(Data items)

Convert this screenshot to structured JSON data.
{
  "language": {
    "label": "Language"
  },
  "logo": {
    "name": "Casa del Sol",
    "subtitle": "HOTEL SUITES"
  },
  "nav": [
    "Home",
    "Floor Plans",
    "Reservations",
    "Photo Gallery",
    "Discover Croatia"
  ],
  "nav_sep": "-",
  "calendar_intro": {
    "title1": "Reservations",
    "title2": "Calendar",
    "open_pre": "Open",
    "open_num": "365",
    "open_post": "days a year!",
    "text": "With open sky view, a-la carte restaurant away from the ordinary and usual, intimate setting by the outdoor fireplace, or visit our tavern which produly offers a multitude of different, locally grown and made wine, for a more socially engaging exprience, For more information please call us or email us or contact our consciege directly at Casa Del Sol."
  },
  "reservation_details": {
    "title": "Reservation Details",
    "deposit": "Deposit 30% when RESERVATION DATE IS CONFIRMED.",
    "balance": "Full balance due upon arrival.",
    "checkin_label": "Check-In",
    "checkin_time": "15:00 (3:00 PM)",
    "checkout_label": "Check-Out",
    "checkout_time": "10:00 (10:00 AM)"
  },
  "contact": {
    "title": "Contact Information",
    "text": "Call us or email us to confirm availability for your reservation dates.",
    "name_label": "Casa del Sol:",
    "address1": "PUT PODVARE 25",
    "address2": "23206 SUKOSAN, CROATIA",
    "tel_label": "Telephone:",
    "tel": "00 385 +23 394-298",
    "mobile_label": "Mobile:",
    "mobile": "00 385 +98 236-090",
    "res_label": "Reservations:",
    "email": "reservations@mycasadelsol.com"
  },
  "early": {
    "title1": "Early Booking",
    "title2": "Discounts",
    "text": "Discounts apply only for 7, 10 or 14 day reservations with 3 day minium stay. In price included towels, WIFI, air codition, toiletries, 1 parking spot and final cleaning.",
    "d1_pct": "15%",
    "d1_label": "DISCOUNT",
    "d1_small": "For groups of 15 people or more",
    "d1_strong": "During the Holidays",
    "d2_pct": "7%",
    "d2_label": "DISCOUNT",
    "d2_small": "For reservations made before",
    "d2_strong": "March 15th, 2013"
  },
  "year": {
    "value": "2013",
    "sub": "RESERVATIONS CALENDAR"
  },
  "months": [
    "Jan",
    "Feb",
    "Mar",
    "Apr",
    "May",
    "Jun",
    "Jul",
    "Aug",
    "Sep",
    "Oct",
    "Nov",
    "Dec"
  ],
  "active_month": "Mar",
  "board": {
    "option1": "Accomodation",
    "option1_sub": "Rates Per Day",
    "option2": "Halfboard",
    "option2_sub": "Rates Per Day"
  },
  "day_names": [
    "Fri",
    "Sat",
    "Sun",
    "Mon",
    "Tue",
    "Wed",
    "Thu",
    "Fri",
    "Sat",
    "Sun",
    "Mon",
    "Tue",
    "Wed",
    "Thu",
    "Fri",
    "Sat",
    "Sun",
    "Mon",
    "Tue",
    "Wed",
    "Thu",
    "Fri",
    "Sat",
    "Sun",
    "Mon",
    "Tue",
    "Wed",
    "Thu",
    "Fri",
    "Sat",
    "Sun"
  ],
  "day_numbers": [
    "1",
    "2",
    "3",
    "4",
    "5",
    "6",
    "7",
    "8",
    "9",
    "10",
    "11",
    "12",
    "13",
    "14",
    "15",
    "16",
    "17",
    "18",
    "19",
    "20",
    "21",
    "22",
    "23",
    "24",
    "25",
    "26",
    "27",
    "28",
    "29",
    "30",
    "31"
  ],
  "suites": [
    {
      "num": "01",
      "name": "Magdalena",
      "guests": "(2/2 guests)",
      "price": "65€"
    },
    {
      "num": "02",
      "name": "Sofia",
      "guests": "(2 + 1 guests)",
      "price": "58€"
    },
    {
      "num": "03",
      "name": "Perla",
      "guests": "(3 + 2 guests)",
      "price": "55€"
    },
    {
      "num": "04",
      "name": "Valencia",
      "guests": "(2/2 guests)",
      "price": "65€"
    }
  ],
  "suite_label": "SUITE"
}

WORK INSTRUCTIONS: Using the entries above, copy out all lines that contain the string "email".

TASK SOLUTION:
    "text": "With open sky view, a-la carte restaurant away from the ordinary and usual, intimate setting by the outdoor fireplace, or visit our tavern which produly offers a multitude of different, locally grown and made wine, for a more socially engaging exprience, For more information please call us or email us or contact our consciege directly at Casa Del Sol."
    "text": "Call us or email us to confirm availability for your reservation dates.",
    "email": "reservations@mycasadelsol.com"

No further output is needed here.